Difficulty swallowing (dysphagia) means it takes more time and effort to move food or liquid from mouth to stomach. Dysphagia may also be associated with pain. In some cases, swallowing may be impossible. Dysphagia can occur at any age, but it's more common in older adults. The causes of swallowing problems vary, and treatment depends on the cause
Have problems getting food or liquids to go down on the first try.
Gag, choke, or cough when you swallow.
Have food or liquids come back up through your throat, mouth, or nose after you swallow.
Feel like foods or liquids are stuck in some part of your throat or chest.
Have pain when you swallow.
Have pain or pressure in your chest or have heartburn.
X-ray with a contrast material (barium X-ray
Dynamic swallowing study
A visual examination of your esophagus (endoscopy)
Fiber-optic endoscopic swallowing evaluation (FEES)
Esophageal muscle test (manometry)

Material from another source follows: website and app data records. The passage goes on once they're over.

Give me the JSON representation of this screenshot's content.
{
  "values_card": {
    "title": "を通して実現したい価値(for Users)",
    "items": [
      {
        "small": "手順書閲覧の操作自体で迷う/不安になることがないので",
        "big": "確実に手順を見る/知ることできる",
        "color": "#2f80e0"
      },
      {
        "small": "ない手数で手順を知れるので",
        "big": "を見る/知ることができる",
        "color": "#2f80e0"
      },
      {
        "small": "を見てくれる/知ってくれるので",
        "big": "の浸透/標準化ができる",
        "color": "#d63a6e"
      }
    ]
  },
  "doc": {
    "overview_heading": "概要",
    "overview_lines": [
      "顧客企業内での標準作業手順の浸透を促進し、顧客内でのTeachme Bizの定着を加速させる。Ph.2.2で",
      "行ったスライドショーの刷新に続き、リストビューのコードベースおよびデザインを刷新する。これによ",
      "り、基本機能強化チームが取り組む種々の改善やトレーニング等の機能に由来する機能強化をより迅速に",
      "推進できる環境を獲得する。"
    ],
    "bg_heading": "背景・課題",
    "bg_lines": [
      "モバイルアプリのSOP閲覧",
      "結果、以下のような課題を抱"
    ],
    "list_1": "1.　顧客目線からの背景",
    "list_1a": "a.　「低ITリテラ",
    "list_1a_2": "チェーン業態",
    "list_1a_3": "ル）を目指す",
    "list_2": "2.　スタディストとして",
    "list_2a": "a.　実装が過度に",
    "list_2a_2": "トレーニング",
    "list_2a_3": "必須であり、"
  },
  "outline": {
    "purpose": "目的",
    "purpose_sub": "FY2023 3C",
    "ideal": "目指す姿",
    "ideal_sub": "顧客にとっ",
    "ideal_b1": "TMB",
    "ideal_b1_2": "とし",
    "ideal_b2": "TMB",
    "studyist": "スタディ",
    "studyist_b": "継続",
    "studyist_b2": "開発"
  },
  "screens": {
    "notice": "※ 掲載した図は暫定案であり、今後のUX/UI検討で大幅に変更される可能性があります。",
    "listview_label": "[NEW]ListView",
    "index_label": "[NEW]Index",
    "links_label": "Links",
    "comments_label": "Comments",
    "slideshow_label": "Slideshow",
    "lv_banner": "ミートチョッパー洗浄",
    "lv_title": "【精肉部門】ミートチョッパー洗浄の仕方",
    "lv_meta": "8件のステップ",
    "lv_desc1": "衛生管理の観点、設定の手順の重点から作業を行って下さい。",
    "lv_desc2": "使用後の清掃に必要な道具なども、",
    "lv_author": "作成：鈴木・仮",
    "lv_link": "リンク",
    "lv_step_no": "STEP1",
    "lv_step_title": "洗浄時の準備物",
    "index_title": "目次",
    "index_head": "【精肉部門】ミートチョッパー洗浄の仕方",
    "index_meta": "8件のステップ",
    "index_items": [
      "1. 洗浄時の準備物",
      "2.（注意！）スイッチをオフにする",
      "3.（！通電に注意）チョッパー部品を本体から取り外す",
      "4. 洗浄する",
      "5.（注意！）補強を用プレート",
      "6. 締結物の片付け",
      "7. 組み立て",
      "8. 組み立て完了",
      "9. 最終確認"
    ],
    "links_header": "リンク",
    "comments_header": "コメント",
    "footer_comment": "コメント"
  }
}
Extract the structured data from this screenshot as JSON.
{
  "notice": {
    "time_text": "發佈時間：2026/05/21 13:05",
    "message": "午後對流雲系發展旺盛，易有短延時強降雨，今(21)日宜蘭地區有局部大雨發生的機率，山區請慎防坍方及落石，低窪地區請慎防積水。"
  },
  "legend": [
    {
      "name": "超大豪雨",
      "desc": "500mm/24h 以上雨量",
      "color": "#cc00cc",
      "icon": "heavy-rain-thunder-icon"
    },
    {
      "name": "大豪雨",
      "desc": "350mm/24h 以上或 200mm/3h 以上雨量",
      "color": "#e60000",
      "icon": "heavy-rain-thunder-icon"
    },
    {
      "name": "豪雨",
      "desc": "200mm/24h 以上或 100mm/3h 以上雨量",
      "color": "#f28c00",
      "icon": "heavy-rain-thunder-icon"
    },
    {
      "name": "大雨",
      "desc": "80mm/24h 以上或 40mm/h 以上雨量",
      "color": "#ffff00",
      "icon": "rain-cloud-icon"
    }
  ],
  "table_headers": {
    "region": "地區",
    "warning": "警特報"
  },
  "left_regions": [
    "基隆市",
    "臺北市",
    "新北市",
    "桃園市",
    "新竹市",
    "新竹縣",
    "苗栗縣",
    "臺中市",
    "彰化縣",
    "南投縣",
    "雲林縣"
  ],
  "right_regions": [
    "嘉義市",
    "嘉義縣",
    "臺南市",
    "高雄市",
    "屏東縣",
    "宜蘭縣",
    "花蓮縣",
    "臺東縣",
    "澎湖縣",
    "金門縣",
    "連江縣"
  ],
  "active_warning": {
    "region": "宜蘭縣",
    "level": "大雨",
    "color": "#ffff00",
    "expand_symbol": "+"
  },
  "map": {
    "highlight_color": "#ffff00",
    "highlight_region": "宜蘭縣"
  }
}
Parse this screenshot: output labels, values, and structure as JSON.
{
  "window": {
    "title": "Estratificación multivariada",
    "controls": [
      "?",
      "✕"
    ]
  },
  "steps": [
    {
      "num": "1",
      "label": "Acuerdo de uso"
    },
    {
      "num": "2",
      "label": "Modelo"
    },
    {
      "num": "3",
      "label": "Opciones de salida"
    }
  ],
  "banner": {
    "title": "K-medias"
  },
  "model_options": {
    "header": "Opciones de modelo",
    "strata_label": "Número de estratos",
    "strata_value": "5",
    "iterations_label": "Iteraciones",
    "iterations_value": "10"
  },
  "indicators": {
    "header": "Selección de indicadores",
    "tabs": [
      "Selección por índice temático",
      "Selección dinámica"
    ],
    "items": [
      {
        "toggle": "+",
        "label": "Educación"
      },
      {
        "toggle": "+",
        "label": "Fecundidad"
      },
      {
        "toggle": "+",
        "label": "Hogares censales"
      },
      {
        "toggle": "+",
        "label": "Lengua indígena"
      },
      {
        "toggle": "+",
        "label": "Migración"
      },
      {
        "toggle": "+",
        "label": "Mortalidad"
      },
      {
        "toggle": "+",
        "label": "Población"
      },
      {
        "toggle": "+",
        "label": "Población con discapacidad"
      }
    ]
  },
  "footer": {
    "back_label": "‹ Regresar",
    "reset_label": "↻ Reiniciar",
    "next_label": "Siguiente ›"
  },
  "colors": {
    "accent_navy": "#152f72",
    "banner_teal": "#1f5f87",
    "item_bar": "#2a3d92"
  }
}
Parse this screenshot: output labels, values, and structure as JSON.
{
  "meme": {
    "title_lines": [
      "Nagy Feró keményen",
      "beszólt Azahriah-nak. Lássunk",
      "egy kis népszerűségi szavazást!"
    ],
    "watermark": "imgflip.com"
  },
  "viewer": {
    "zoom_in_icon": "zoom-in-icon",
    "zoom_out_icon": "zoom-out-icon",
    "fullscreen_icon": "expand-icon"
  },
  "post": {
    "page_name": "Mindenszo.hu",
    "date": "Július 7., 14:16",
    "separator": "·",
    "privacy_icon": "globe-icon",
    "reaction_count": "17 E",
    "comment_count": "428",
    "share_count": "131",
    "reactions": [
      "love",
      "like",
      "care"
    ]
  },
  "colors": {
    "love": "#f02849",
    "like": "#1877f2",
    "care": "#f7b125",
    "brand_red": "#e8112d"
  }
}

Imaging scans include a CT scan, an MRI scan, or a positron emission tomography (PET) scan.